Required action -> Lines that include the string "screenshot" are the ones to copy from the entries below.

━━━━━ Supplied material

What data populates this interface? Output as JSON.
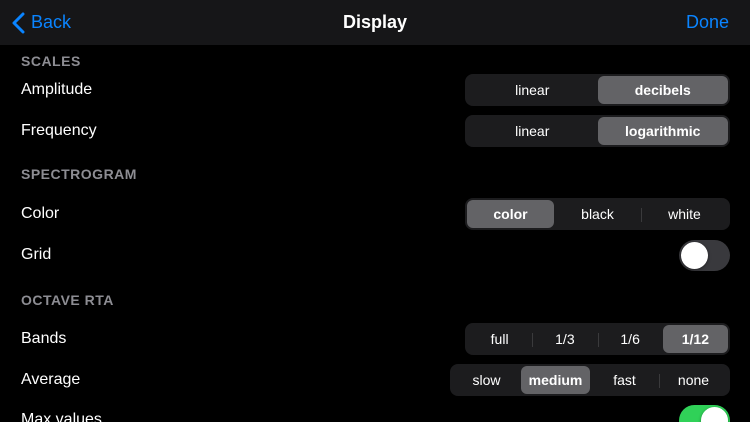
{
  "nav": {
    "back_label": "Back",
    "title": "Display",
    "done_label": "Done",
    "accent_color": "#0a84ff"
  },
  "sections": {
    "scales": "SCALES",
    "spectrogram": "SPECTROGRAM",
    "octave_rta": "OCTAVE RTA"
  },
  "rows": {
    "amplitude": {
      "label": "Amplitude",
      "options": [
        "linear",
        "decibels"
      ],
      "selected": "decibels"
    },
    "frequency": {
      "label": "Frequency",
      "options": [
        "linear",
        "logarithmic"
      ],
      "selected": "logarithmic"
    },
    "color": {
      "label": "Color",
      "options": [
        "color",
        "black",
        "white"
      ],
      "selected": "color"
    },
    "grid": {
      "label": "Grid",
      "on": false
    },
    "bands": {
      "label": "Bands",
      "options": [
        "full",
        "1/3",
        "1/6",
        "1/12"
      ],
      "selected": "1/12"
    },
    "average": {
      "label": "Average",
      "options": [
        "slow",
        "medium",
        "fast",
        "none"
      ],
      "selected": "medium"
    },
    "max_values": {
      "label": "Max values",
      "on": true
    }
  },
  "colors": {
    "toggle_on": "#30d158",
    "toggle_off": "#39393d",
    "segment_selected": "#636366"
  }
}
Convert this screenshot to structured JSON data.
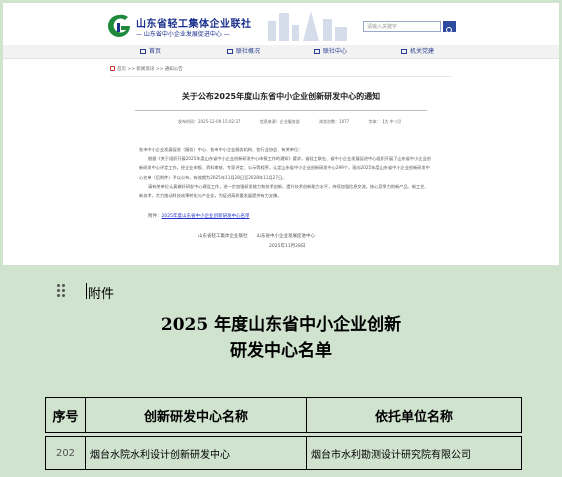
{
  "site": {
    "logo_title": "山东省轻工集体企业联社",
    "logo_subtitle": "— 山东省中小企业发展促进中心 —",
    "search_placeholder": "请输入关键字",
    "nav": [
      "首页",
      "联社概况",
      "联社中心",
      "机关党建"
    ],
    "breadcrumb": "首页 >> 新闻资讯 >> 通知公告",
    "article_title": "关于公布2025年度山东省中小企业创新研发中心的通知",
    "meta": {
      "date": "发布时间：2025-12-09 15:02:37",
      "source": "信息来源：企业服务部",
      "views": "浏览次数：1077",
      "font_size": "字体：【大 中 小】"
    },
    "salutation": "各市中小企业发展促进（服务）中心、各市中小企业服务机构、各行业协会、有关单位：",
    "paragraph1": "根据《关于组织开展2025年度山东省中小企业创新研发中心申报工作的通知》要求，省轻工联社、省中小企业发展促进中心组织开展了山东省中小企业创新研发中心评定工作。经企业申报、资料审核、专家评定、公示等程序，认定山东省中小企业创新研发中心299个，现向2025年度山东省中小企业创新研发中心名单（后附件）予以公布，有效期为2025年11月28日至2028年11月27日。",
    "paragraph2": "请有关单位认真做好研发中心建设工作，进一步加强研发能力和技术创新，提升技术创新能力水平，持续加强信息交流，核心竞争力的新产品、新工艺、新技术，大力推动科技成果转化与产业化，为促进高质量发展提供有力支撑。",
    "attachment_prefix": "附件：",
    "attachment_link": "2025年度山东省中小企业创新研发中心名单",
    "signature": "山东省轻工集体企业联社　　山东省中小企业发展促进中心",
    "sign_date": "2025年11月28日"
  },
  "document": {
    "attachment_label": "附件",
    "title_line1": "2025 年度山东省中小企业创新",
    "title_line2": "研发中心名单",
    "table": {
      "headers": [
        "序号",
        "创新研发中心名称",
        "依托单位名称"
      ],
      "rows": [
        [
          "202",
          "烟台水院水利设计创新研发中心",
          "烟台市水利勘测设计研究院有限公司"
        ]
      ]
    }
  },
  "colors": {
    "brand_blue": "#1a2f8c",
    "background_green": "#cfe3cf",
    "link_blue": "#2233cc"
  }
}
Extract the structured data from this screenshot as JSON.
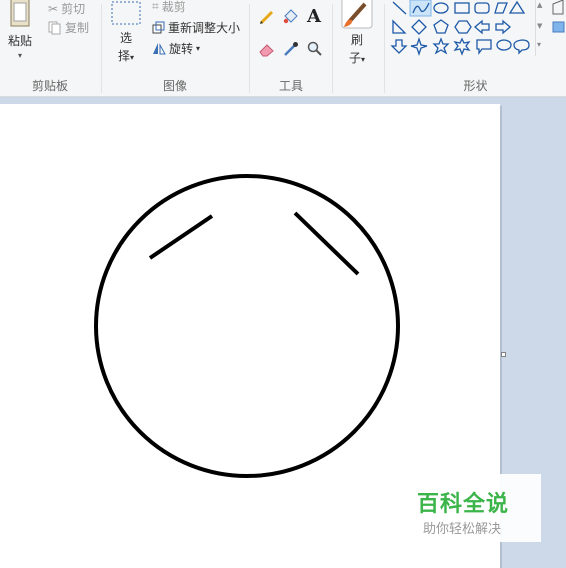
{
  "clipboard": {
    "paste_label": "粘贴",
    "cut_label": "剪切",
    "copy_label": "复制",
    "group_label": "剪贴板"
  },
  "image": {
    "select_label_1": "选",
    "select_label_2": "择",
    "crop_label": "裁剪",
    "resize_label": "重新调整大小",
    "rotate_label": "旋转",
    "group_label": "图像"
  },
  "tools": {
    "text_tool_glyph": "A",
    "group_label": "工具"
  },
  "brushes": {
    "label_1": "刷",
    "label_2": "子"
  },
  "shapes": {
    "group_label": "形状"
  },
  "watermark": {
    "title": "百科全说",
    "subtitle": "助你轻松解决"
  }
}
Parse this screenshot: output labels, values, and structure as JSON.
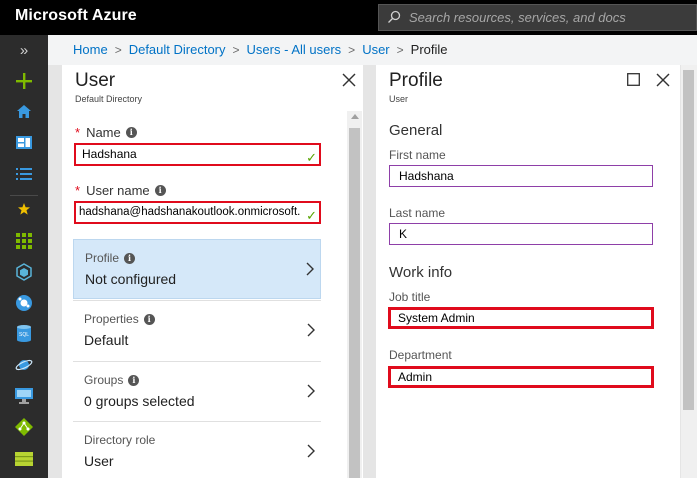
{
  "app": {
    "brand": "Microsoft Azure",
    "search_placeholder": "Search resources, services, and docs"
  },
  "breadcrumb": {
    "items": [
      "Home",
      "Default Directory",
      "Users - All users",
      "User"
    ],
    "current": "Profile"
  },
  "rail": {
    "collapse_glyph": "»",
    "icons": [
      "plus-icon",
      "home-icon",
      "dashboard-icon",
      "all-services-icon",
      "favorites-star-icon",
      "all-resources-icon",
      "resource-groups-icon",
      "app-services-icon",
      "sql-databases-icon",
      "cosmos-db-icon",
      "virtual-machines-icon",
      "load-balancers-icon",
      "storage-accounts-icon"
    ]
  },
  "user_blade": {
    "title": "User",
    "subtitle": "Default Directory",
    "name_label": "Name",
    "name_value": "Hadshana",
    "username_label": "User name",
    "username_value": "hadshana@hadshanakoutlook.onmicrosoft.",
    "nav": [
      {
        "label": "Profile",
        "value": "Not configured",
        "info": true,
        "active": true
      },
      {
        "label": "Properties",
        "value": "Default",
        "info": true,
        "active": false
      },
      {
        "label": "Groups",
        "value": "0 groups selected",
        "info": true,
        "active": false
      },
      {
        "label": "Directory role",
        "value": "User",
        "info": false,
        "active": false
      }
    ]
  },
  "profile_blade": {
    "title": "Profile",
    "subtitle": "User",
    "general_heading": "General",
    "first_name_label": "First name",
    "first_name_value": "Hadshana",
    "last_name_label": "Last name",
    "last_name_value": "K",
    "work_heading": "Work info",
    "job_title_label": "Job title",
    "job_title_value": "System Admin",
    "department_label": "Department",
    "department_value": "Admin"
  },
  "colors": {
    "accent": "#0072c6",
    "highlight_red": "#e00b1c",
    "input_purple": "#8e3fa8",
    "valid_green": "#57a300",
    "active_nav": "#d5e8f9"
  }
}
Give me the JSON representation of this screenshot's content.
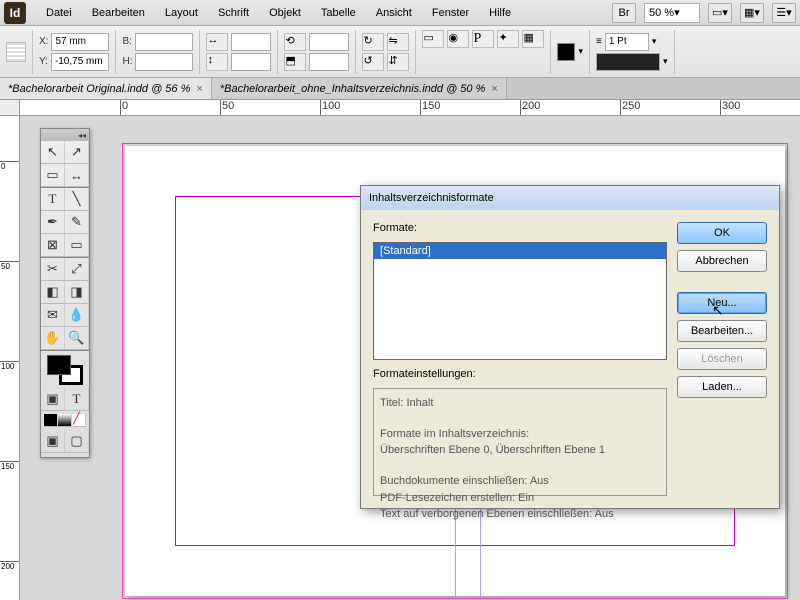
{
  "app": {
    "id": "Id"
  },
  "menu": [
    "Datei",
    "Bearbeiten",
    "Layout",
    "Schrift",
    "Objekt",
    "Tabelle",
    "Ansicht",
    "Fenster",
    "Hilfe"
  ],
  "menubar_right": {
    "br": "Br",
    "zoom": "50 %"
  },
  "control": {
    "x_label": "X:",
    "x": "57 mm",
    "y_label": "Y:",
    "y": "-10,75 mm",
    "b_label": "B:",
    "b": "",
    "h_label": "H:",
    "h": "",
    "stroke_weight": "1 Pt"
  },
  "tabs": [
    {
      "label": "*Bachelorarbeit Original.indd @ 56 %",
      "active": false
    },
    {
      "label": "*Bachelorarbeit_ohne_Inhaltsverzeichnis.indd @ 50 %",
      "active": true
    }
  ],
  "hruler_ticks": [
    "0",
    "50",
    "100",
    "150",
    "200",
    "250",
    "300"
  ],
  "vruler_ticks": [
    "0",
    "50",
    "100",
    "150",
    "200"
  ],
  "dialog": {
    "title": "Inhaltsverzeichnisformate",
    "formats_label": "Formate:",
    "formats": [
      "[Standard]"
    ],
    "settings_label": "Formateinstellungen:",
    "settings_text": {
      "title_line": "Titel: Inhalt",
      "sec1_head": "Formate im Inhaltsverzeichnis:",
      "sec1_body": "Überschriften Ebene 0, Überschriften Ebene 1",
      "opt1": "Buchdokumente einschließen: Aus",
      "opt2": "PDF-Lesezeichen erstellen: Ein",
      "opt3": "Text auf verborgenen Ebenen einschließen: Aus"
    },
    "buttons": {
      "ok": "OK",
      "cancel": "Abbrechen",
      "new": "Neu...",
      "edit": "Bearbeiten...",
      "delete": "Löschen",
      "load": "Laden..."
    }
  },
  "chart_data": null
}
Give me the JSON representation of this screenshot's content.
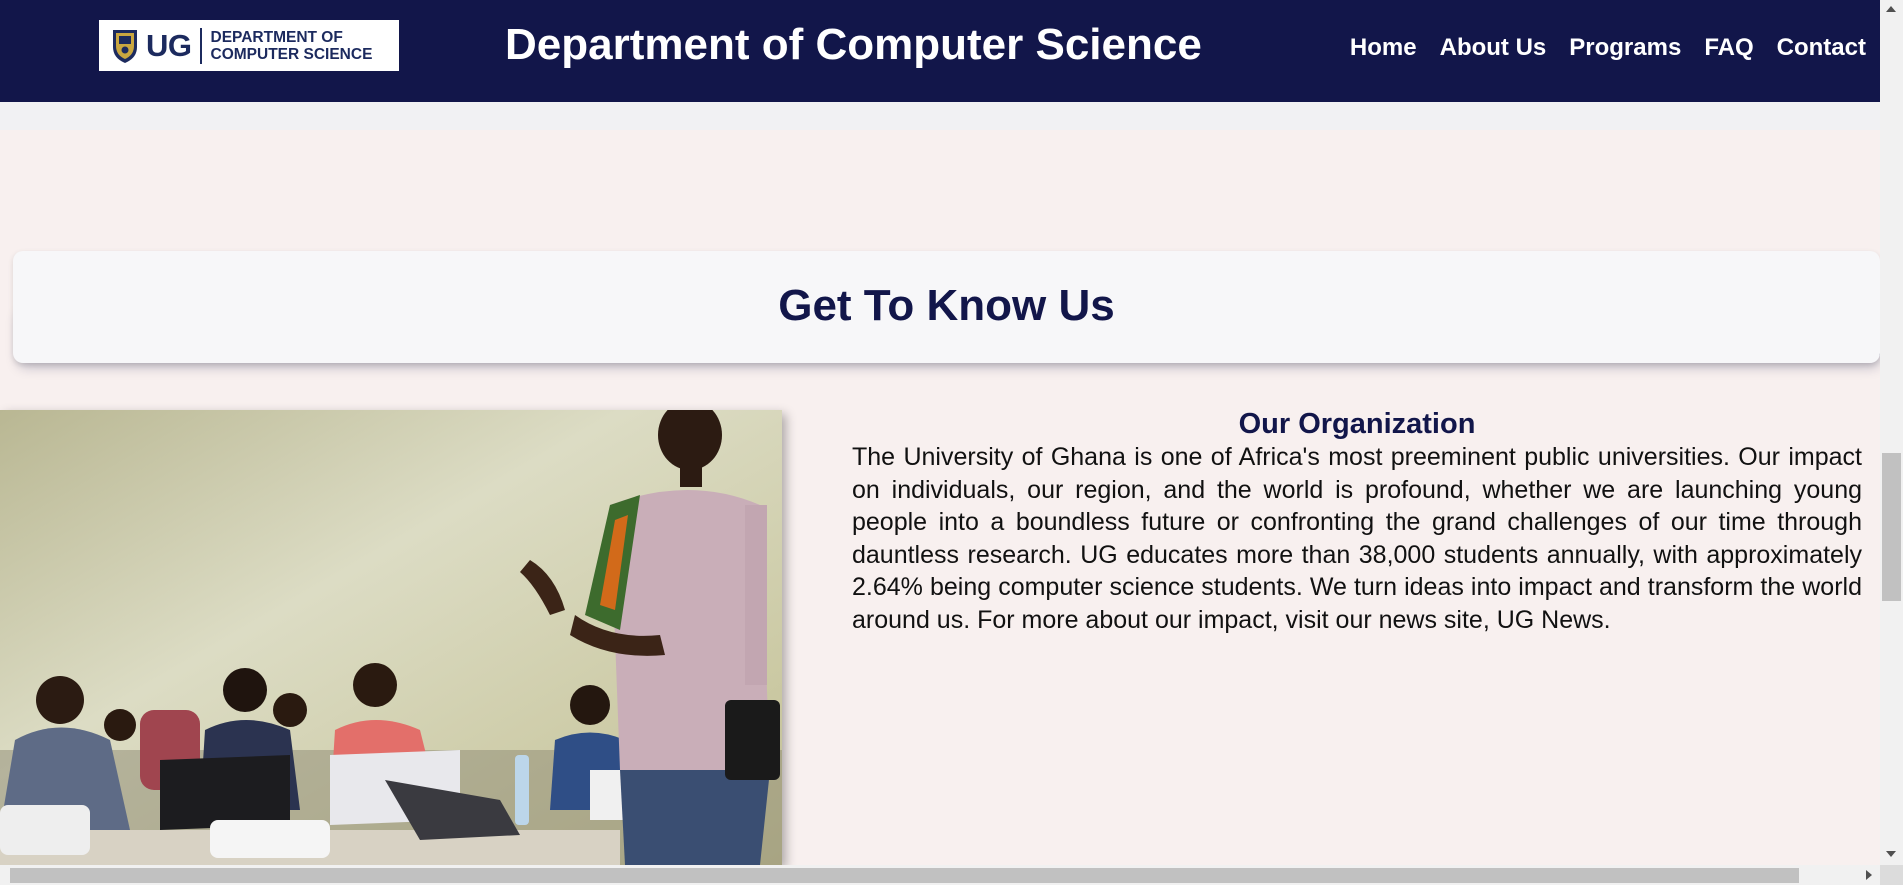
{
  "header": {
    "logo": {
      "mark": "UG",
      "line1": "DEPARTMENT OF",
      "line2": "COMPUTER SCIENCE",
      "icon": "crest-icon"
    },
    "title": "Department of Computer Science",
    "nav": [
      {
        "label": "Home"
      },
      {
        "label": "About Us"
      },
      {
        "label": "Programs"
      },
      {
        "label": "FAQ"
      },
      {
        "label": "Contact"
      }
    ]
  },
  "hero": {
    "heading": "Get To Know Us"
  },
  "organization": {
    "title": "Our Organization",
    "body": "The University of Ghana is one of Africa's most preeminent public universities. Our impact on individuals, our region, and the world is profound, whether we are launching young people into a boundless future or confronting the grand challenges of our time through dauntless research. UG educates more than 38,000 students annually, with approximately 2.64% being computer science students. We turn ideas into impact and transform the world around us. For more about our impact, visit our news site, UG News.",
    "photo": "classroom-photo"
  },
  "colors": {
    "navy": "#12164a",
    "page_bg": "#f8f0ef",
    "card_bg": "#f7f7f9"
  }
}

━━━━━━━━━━

Reply to the exercise ->
Convert this screenshot to structured JSON data.
Extract the structured data from this screenshot as JSON.
Parse this screenshot: output labels, values, and structure as JSON.
Give me the JSON representation of this screenshot's content.
Give me the JSON representation of this screenshot's content.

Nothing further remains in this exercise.